Federal Reserve Governor Kevin Warsh said on Wednesday that regulatory improvements alone won't prevent future financial crises and the government must be willing to let firms fail.
Regulation is too important to be left to regulators alone. We need a system in which insolvent firms fail, Warsh told the New York Association of Business Economics.
Warsh's comments come as Congress mulls an overhaul of financial regulation after the worst banking emergency in decades.
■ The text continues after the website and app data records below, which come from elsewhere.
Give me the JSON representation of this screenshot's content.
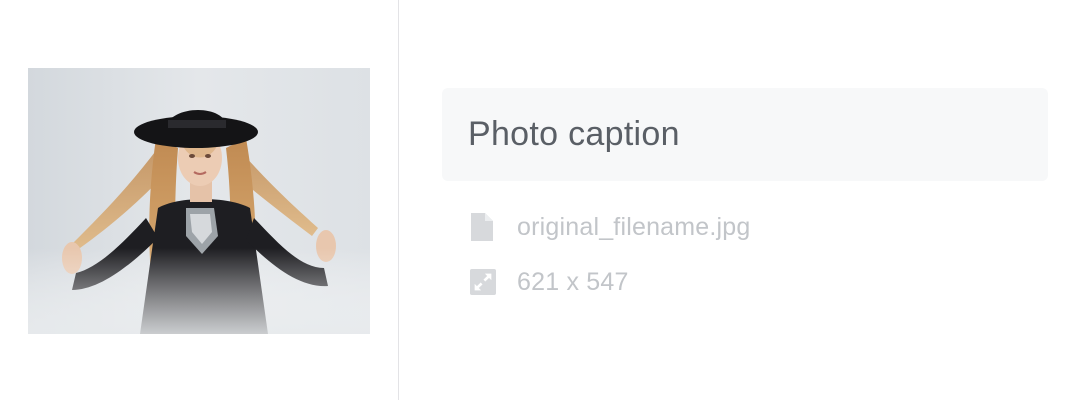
{
  "photo": {
    "alt": "Woman in black hat holding her long blonde hair"
  },
  "caption": {
    "placeholder": "Photo caption",
    "value": ""
  },
  "meta": {
    "filename": "original_filename.jpg",
    "dimensions": "621 x 547",
    "file_icon": "file-icon",
    "dimensions_icon": "expand-icon"
  },
  "colors": {
    "caption_bg": "#f7f8f9",
    "meta_text": "#c2c5c9",
    "icon": "#d7d9dc",
    "divider": "#e3e3e6"
  }
}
The Fed itself has been severely criticized for what lawmakers and many observers see as the failure to check risky lending practices and to rein in a house price bubble that led to the collapse.
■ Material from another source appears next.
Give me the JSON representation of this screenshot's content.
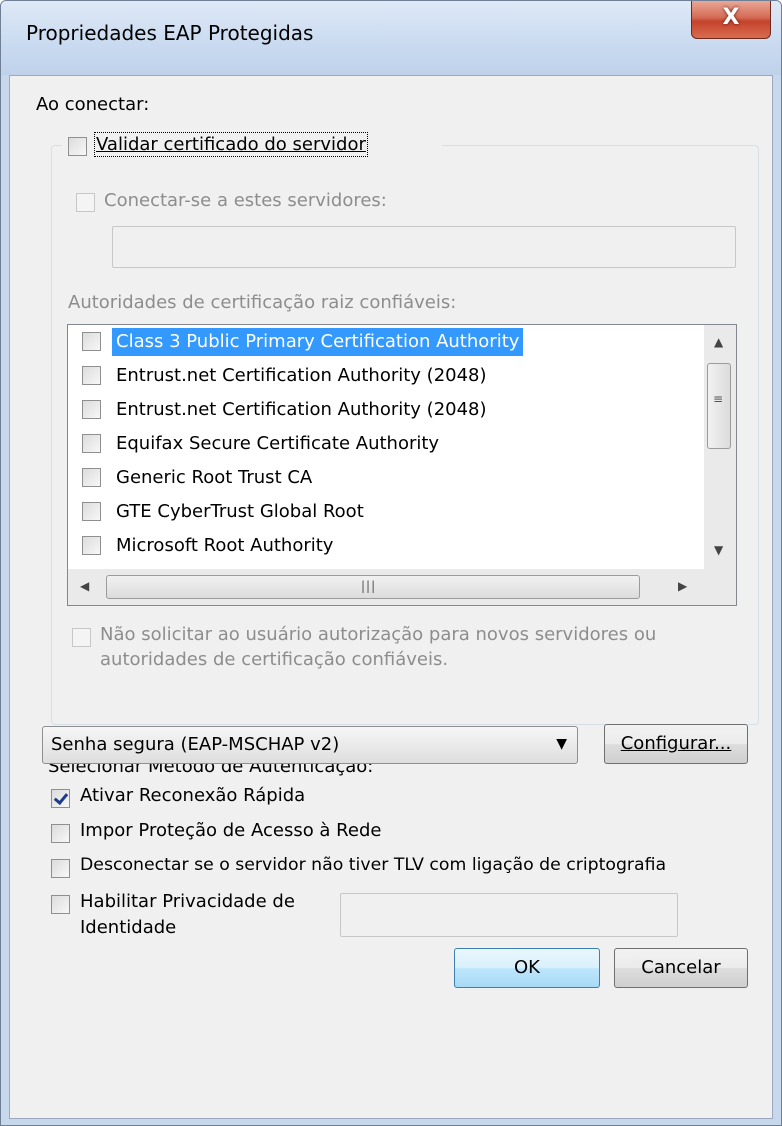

Lawmakers are considering stripping the Fed of authority to oversee banks and responsibility for protecting consumers, leaving monetary policy as its sole function.
But Warsh said the Fed should continue to play a critical function in the supervision of financial firms.
Warsh said the causes of the crisis cannot be laid only at the feet of regulators. He said the mortgage finance system, in particular the roles of government-sponsored mortgage finance agencies Fannie Mae and Freddie Mac , should be examined. The federal government took Fannie and Freddie into conservatorship at the height of the crisis.
(Reporting by Kristina Cooke, writing by Mark Felsenthal; Editing by Kenneth Barry)